• EXERCISE DESCRIPTION
Search the entries for the word "role" and report each line that has it.

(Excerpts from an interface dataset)
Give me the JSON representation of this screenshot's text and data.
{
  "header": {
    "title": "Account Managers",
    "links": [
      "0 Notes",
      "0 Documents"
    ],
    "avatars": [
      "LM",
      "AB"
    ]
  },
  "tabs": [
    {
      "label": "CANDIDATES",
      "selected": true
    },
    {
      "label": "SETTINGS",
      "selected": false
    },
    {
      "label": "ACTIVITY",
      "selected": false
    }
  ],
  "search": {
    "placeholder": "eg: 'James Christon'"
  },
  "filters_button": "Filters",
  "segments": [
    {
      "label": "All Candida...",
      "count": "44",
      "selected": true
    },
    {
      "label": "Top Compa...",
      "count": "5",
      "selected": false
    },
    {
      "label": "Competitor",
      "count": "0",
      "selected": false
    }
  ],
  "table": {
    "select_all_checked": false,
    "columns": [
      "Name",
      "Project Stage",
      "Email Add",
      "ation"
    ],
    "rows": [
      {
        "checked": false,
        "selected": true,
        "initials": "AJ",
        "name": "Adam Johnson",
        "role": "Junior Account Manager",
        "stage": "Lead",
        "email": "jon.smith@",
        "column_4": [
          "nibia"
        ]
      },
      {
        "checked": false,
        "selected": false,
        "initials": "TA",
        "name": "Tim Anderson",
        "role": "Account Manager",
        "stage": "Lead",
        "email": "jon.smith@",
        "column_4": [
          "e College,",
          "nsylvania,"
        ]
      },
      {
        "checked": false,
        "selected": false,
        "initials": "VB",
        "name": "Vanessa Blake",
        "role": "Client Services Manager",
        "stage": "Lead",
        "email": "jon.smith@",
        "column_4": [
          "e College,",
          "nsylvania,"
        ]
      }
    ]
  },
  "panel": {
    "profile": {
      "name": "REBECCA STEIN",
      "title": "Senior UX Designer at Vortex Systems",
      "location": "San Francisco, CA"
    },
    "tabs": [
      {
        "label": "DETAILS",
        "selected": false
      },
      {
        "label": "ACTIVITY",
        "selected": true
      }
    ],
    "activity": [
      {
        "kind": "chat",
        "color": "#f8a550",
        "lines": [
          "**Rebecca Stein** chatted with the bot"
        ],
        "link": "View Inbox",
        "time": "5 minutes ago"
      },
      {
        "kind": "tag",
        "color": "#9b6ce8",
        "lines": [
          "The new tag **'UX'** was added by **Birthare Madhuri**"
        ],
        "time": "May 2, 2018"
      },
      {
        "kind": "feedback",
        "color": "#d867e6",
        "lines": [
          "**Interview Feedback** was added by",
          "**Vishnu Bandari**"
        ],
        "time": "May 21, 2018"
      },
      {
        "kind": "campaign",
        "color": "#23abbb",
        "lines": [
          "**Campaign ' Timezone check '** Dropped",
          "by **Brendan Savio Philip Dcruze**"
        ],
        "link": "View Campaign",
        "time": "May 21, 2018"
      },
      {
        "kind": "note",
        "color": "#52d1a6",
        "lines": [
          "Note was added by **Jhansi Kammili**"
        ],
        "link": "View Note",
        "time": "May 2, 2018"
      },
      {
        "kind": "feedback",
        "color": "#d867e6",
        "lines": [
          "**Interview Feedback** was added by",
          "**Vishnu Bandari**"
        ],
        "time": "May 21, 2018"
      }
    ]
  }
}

• RESULT OF THE TASK
        "role": "Junior Account Manager",
        "role": "Account Manager",
        "role": "Client Services Manager",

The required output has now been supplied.